▼

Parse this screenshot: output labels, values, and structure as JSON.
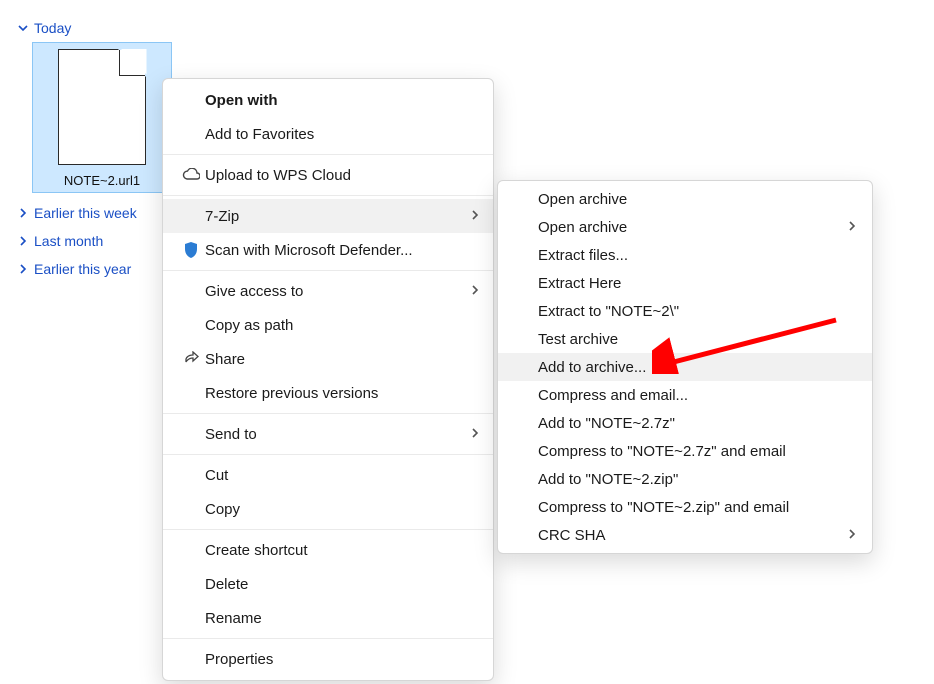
{
  "groups": [
    {
      "label": "Today",
      "expanded": true
    },
    {
      "label": "Earlier this week",
      "expanded": false
    },
    {
      "label": "Last month",
      "expanded": false
    },
    {
      "label": "Earlier this year",
      "expanded": false
    }
  ],
  "file": {
    "name": "NOTE~2.url1"
  },
  "context_menu": {
    "open_with": "Open with",
    "add_favorites": "Add to Favorites",
    "upload_wps": "Upload to WPS Cloud",
    "seven_zip": "7-Zip",
    "scan_defender": "Scan with Microsoft Defender...",
    "give_access": "Give access to",
    "copy_path": "Copy as path",
    "share": "Share",
    "restore_prev": "Restore previous versions",
    "send_to": "Send to",
    "cut": "Cut",
    "copy": "Copy",
    "create_shortcut": "Create shortcut",
    "delete": "Delete",
    "rename": "Rename",
    "properties": "Properties"
  },
  "submenu_7zip": {
    "open_archive1": "Open archive",
    "open_archive2": "Open archive",
    "extract_files": "Extract files...",
    "extract_here": "Extract Here",
    "extract_to": "Extract to \"NOTE~2\\\"",
    "test_archive": "Test archive",
    "add_to_archive": "Add to archive...",
    "compress_email": "Compress and email...",
    "add_to_7z": "Add to \"NOTE~2.7z\"",
    "compress_7z_email": "Compress to \"NOTE~2.7z\" and email",
    "add_to_zip": "Add to \"NOTE~2.zip\"",
    "compress_zip_email": "Compress to \"NOTE~2.zip\" and email",
    "crc_sha": "CRC SHA"
  }
}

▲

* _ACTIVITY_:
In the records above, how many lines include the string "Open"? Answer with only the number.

* _THE COMPLETED TASK_:
3